SMC President Ramon S. Ang, in particular, advanced such proposal as he condemned the alleged maneuvers and double-crossing committed by some individuals in the award of the FIT incentives – that in the end, will just be punishing consumers financially. “It is about time we find a balance between promoting clean energy and securing the country’s energy needs without making consumers bear the cost of a punishing subsidy for years in favor of RE producers,” he stressed.
The SMC group announced this week its investment plunge into the RE terrain without clinging into the plinth of cost-oppressive FIT subsidies.
The non-FIT landscape of RE ventures, was of course, navigated first by the Manila Electric Company (Meralco) when it had underwritten a power supply agreement at a relatively low cost of P4.69 per kilowatt-hour (in a price-matched level) for the 50MW capacity of PowerSource First Bulacan Solar, Inc.; and the other contract it sealed had been with Solar Philippines Tanauan Corp for another 50MW capacity.
On record, it’s Mr. Cusi who was first on the draw to sound off that the country’s honeymoon with burdensome RE subsidies would finally be over – and that he would want “market forces” tug its way into pulling down rates for the Filipino consumers. In the second wave of solar contracting, there are still close to 400 megawatts of capacities waiting for their turn to be granted with FIT perks – and policy as well as regulatory decisions have been on cliffhanger for that.

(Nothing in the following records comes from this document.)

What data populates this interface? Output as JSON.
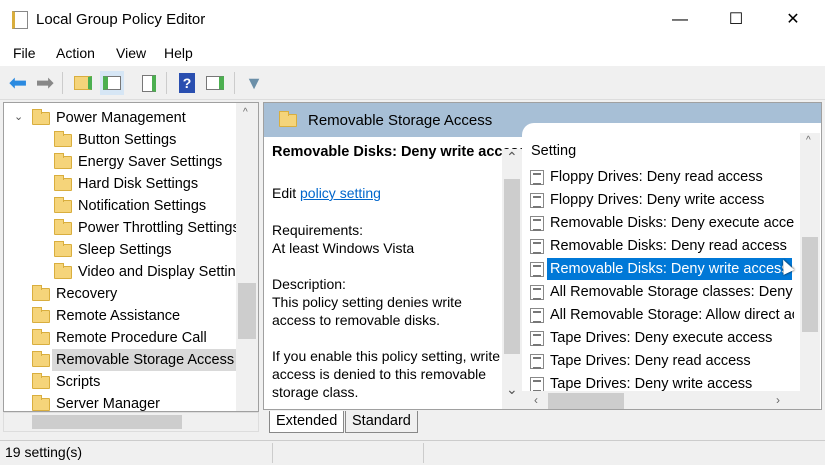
{
  "window": {
    "title": "Local Group Policy Editor",
    "minimize": "—",
    "maximize": "☐",
    "close": "✕"
  },
  "menu": [
    "File",
    "Action",
    "View",
    "Help"
  ],
  "toolbar": [
    "back-icon",
    "forward-icon",
    "up-folder-icon",
    "show-hide-tree-icon",
    "export-list-icon",
    "help-icon",
    "show-hide-action-pane-icon",
    "filter-icon"
  ],
  "tree": [
    {
      "label": "Power Management",
      "level": 0,
      "expanded": true
    },
    {
      "label": "Button Settings",
      "level": 1
    },
    {
      "label": "Energy Saver Settings",
      "level": 1
    },
    {
      "label": "Hard Disk Settings",
      "level": 1
    },
    {
      "label": "Notification Settings",
      "level": 1
    },
    {
      "label": "Power Throttling Settings",
      "level": 1
    },
    {
      "label": "Sleep Settings",
      "level": 1
    },
    {
      "label": "Video and Display Settings",
      "level": 1
    },
    {
      "label": "Recovery",
      "level": 0
    },
    {
      "label": "Remote Assistance",
      "level": 0
    },
    {
      "label": "Remote Procedure Call",
      "level": 0
    },
    {
      "label": "Removable Storage Access",
      "level": 0,
      "selected": true
    },
    {
      "label": "Scripts",
      "level": 0
    },
    {
      "label": "Server Manager",
      "level": 0
    }
  ],
  "pane": {
    "header": "Removable Storage Access",
    "desc": {
      "title": "Removable Disks: Deny write access",
      "edit_prefix": "Edit",
      "edit_link": "policy setting",
      "req_label": "Requirements:",
      "req_value": "At least Windows Vista",
      "desc_label": "Description:",
      "desc_text": "This policy setting denies write access to removable disks.",
      "desc_more": "If you enable this policy setting, write access is denied to this removable storage class."
    },
    "column": "Setting",
    "items": [
      "Floppy Drives: Deny read access",
      "Floppy Drives: Deny write access",
      "Removable Disks: Deny execute access",
      "Removable Disks: Deny read access",
      "Removable Disks: Deny write access",
      "All Removable Storage classes: Deny all access",
      "All Removable Storage: Allow direct access in remote sessions",
      "Tape Drives: Deny execute access",
      "Tape Drives: Deny read access",
      "Tape Drives: Deny write access"
    ],
    "selected_index": 4
  },
  "tabs": [
    "Extended",
    "Standard"
  ],
  "status": "19 setting(s)",
  "colors": {
    "selection": "#0078d7",
    "header": "#a7bfd6",
    "link": "#0066cc"
  }
}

Mr. Gatchalian, for his part, is proposing a “reverse auction” as the new method that shall whet appetite and govern forward investments in the RE sector. He puts faith in this process as something that can bring the cheapest-priced RE development propositions for the consumers. He pointed out that in global trend of solar capacity contracting, competitive bidding had been yielding rates as low as the equivalent of P1.33 per kwh in the case of Mexico; P1.44 per kwh for Chile; P1.48 per kwh for United Arab Emirates; P2.46 per kwh for El Salvador; and P2.99 per kwh for Zambia.
The lawmaker asserted that “the interest of the public, particularly the power consumers, should remain the government’s primordial concern.” With the proposed bidding scheme, Gatchalian said “the government should grab this opportunity to level the playing field and encourage new RE players, both local and foreign, to enter the game,” emphasizing that “efforts should be made to make power cheaper, rather than on making it more expensive through subsidies given to private investors.”
Still, prior to this propounded roll into a new investment paradigm, it remains a fact that the credibility of the RE sector had been clouded with some degree of uneasiness and distrust.
And, if both the DOE and ERC would fail in sorting out the oversights in the solar FIT2 race, who suffers in the end? The millions of Filipino consumers who would be unjustly paying for subsidies for projects set out by double-dealing industry players and their cohorts in government.